is the first place to go if you haven't seen it
The compost process requires heat, air, moisture. When the pile is large enough it generates it's own heat and retains it's moisture longer, but should be turned periodically to keep the process aerobic, and watered occasionally if it's losing moisture.
Again, compost is a specific biological treatment by microscopic organisms, anaerobic organisms are thought to be the bad guys in the soil, compost organisms are aerobic and generally the good guys.
Nutrient ratio for compost is about 25 parts carbon to one part nitrogen- human waste is about at a perfect ratio,but urine is high nitrogen, and can accelerate the pile working. Inside I keep my bucket as dry as possible, but save the urine and mix it in later outside--this helps compensate for the sawdust which is almost pure carbon.
I always mix mine with other compostables when I build a pile and usually try and spike it with a little extra nitrogen--chicken s**t-- so I save up my stuff until I get together a cubic yard/meter which is the recommended amount for a good hot pile and then build the pile and turn it every couple days .
You can do this round or square, but too small or spreading it out too thin won't generate the heat needed. Keeping it anaerobic inside a plastic bin is how methane is generated, but it will need some added heat, and a way to collect the methane, and the end product still needs to be composted to finish the treatment.
I believe most places where composting is legally possible there is a two year minimum treatment period which might be your best option if you want to throw a bit at a time into a small bin, close it up and leave it for two years. That means depending on the amount generated you will likely want at least three bins, one being filled, one ageing, and one being emptied, but depending on how many people are feeding into this you could need a lot more--2 years can be a long time.
The actual compost period with a hot pile can be reduced to two or three weeks if you build the pile from scratch and turn it every couple days. (1cubic yard)
The bigger piles where fresh buckets are emptied every day into the center are acting like a furnace on the interior with straw on the outside holding in the heat and odor , and the process of opening the center for fresh additions allows oxygen to enter the pile - most human pathogens can't take 120 degrees temperature for a few hours, so the actual treatment time can be dramatically reduced in a compost pile running at 135(F), a cold pile however and some of those organisms can hang on for a couple years.
If this is a B&B type situation, you really need to pay attention to the possible spread of pathogens brought in by outsiders.
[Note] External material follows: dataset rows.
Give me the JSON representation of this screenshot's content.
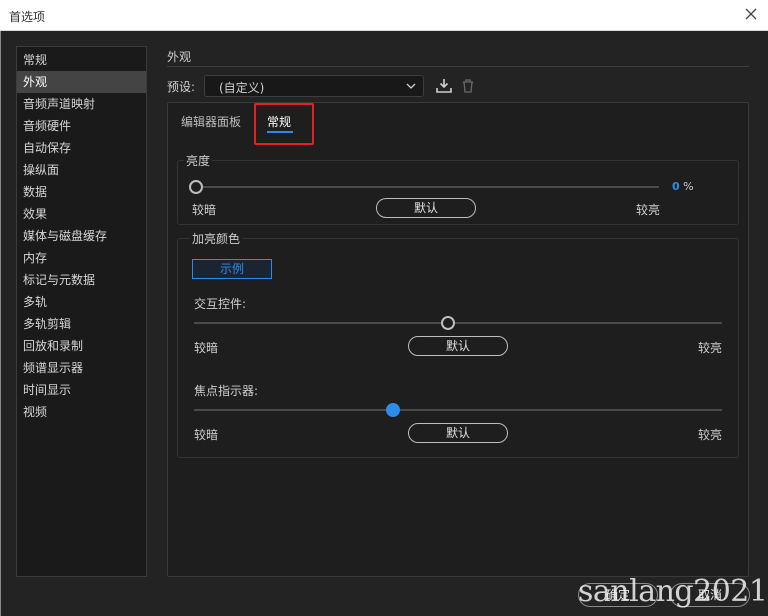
{
  "window": {
    "title": "首选项"
  },
  "sidebar": {
    "items": [
      {
        "label": "常规"
      },
      {
        "label": "外观",
        "selected": true
      },
      {
        "label": "音频声道映射"
      },
      {
        "label": "音频硬件"
      },
      {
        "label": "自动保存"
      },
      {
        "label": "操纵面"
      },
      {
        "label": "数据"
      },
      {
        "label": "效果"
      },
      {
        "label": "媒体与磁盘缓存"
      },
      {
        "label": "内存"
      },
      {
        "label": "标记与元数据"
      },
      {
        "label": "多轨"
      },
      {
        "label": "多轨剪辑"
      },
      {
        "label": "回放和录制"
      },
      {
        "label": "频谱显示器"
      },
      {
        "label": "时间显示"
      },
      {
        "label": "视频"
      }
    ]
  },
  "main": {
    "section_title": "外观",
    "preset": {
      "label": "预设:",
      "value": "(自定义)"
    },
    "tabs": [
      {
        "label": "编辑器面板"
      },
      {
        "label": "常规",
        "active": true
      }
    ],
    "brightness": {
      "title": "亮度",
      "value": "0",
      "unit": "%",
      "min_label": "较暗",
      "max_label": "较亮",
      "default_label": "默认",
      "level": 0.0
    },
    "highlight": {
      "title": "加亮颜色",
      "sample_label": "示例",
      "interactive": {
        "label": "交互控件:",
        "min_label": "较暗",
        "max_label": "较亮",
        "default_label": "默认",
        "level": 0.5
      },
      "focus": {
        "label": "焦点指示器:",
        "min_label": "较暗",
        "max_label": "较亮",
        "default_label": "默认",
        "level": 0.38
      }
    }
  },
  "footer": {
    "ok_label": "确定",
    "cancel_label": "取消"
  },
  "watermark": "sanlang2021",
  "colors": {
    "accent": "#2d8ceb",
    "highlight_box": "#e62020",
    "background": "#232323"
  }
}
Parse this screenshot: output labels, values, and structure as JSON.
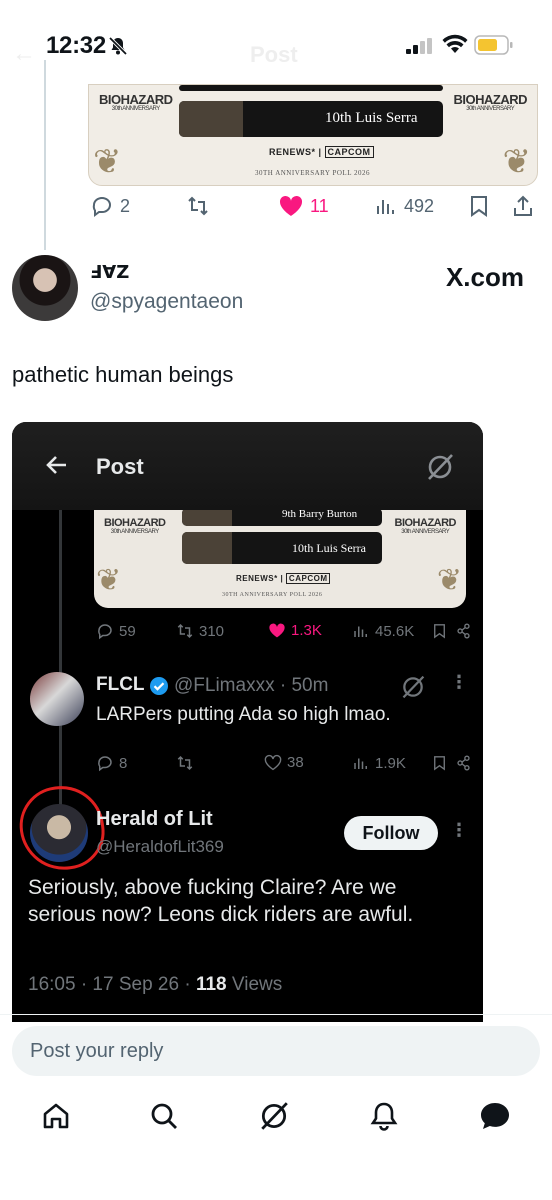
{
  "status": {
    "time": "12:32"
  },
  "ghost_header": {
    "title": "Post"
  },
  "top_card": {
    "logo_left": "BIOHAZARD",
    "logo_left_sub": "30th ANNIVERSARY",
    "logo_right": "BIOHAZARD",
    "logo_right_sub": "30th ANNIVERSARY",
    "entry": "10th Luis Serra",
    "renews": "RENEWS",
    "capcom": "CAPCOM",
    "caption": "30TH ANNIVERSARY POLL 2026"
  },
  "top_actions": {
    "replies": "2",
    "likes": "11",
    "views": "492"
  },
  "tweet": {
    "display_name": "ꓞꓯꓜ",
    "handle": "@spyagentaeon",
    "source": "X.com",
    "text": "pathetic human beings"
  },
  "screenshot": {
    "header_title": "Post",
    "card": {
      "entry_top": "9th Barry Burton",
      "entry": "10th Luis Serra",
      "logo": "BIOHAZARD",
      "logo_sub": "30th ANNIVERSARY",
      "renews": "RENEWS",
      "capcom": "CAPCOM",
      "caption": "30TH ANNIVERSARY POLL 2026"
    },
    "actions": {
      "replies": "59",
      "reposts": "310",
      "likes": "1.3K",
      "views": "45.6K"
    },
    "reply1": {
      "name": "FLCL",
      "handle": "@FLimaxxx · 50m",
      "text": "LARPers putting Ada so high lmao.",
      "actions": {
        "replies": "8",
        "likes": "38",
        "views": "1.9K"
      }
    },
    "reply2": {
      "name": "Herald of Lit",
      "handle": "@HeraldofLit369",
      "follow_label": "Follow",
      "text": "Seriously, above fucking Claire? Are we serious now? Leons dick riders are awful.",
      "time_date": "16:05 · 17 Sep 26 · ",
      "views_count": "118",
      "views_label": " Views"
    }
  },
  "reply_bar": {
    "placeholder": "Post your reply"
  },
  "colors": {
    "like": "#f91880",
    "verified": "#1d9bf0",
    "red_annotation": "#e0201f"
  }
}
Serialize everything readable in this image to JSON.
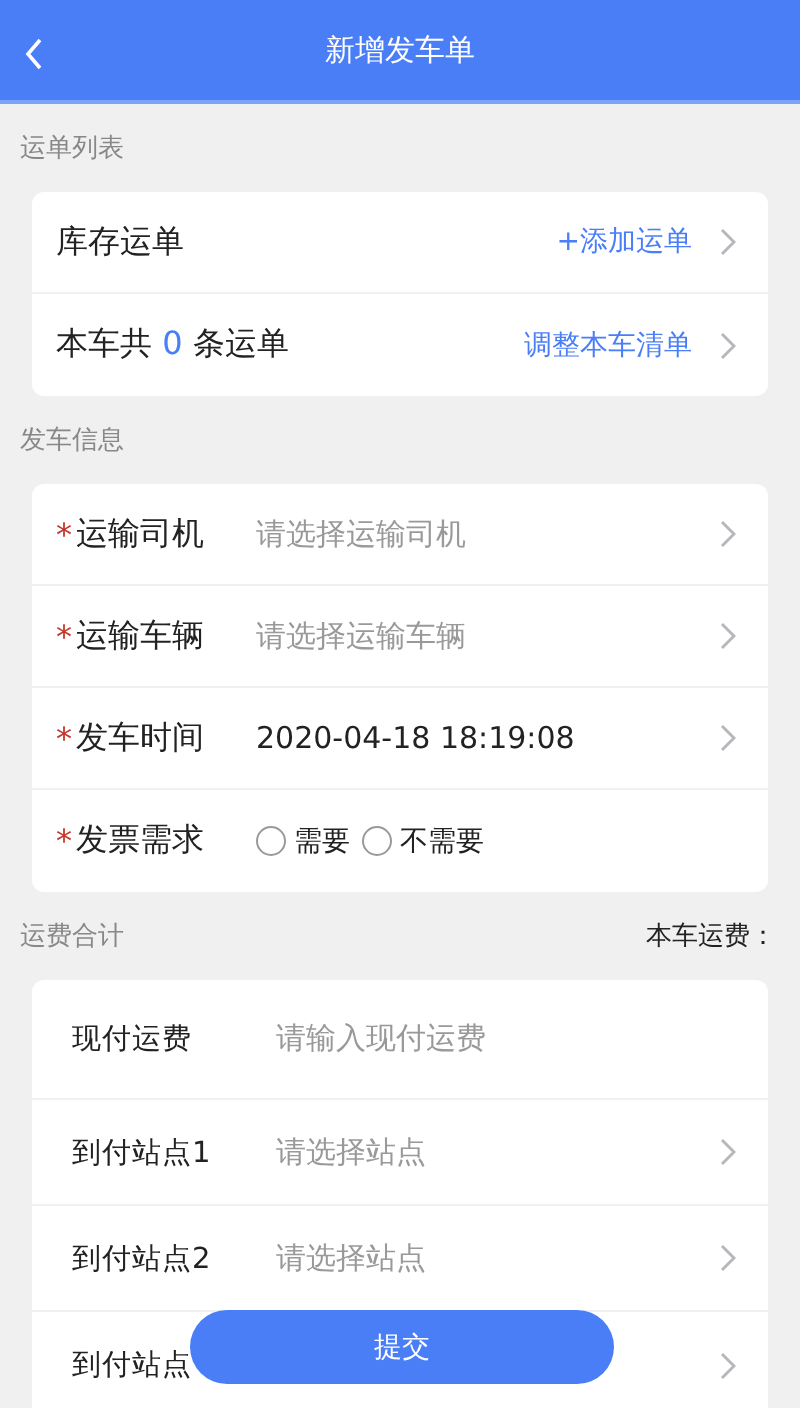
{
  "header": {
    "title": "新增发车单"
  },
  "sections": [
    {
      "title": "运单列表",
      "rows": [
        {
          "kind": "link",
          "label": "库存运单",
          "action": "+添加运单"
        },
        {
          "kind": "count",
          "label_before": "本车共",
          "count": "0",
          "label_after": "条运单",
          "action": "调整本车清单"
        }
      ]
    },
    {
      "title": "发车信息",
      "rows": [
        {
          "kind": "select",
          "required_mark": "*",
          "label": "运输司机",
          "placeholder": "请选择运输司机"
        },
        {
          "kind": "select",
          "required_mark": "*",
          "label": "运输车辆",
          "placeholder": "请选择运输车辆"
        },
        {
          "kind": "select",
          "required_mark": "*",
          "label": "发车时间",
          "value": "2020-04-18 18:19:08"
        },
        {
          "kind": "radio",
          "required_mark": "*",
          "label": "发票需求",
          "options": [
            {
              "label": "需要",
              "selected": false
            },
            {
              "label": "不需要",
              "selected": false
            }
          ]
        }
      ]
    },
    {
      "title": "运费合计",
      "aside": "本车运费：",
      "rows": [
        {
          "kind": "input",
          "label": "现付运费",
          "placeholder": "请输入现付运费"
        },
        {
          "kind": "select",
          "label": "到付站点1",
          "placeholder": "请选择站点"
        },
        {
          "kind": "select",
          "label": "到付站点2",
          "placeholder": "请选择站点"
        },
        {
          "kind": "select",
          "label": "到付站点"
        }
      ]
    }
  ],
  "submit": "提交"
}
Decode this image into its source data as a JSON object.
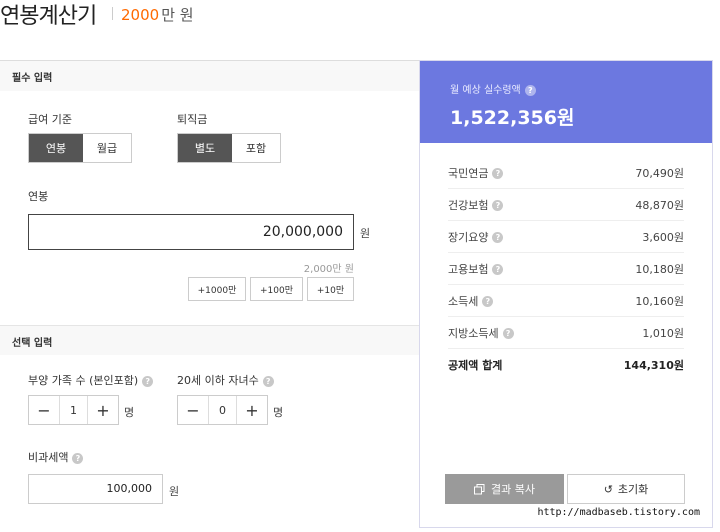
{
  "header": {
    "title": "연봉계산기",
    "amount": "2000",
    "unit": "만 원"
  },
  "left": {
    "required_title": "필수 입력",
    "pay_basis": {
      "label": "급여 기준",
      "options": [
        "연봉",
        "월급"
      ]
    },
    "severance": {
      "label": "퇴직금",
      "options": [
        "별도",
        "포함"
      ]
    },
    "salary": {
      "label": "연봉",
      "value": "20,000,000",
      "unit": "원",
      "hint": "2,000만 원"
    },
    "quick_buttons": [
      "+1000만",
      "+100만",
      "+10만"
    ],
    "optional_title": "선택 입력",
    "dependents": {
      "label": "부양 가족 수 (본인포함)",
      "value": "1",
      "unit": "명"
    },
    "children": {
      "label": "20세 이하 자녀수",
      "value": "0",
      "unit": "명"
    },
    "nontax": {
      "label": "비과세액",
      "value": "100,000",
      "unit": "원"
    }
  },
  "result": {
    "label": "월 예상 실수령액",
    "amount": "1,522,356원",
    "deductions": [
      {
        "name": "국민연금",
        "value": "70,490원"
      },
      {
        "name": "건강보험",
        "value": "48,870원"
      },
      {
        "name": "장기요양",
        "value": "3,600원"
      },
      {
        "name": "고용보험",
        "value": "10,180원"
      },
      {
        "name": "소득세",
        "value": "10,160원"
      },
      {
        "name": "지방소득세",
        "value": "1,010원"
      }
    ],
    "total": {
      "name": "공제액 합계",
      "value": "144,310원"
    },
    "copy_label": "결과 복사",
    "reset_label": "초기화"
  },
  "watermark": "http://madbaseb.tistory.com",
  "colors": {
    "accent": "#ff6a00",
    "result_bg": "#6c78e0",
    "active_btn": "#555555"
  }
}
So even if I was going the two year route, I would especially want to put it through a hot pile before scattering it around.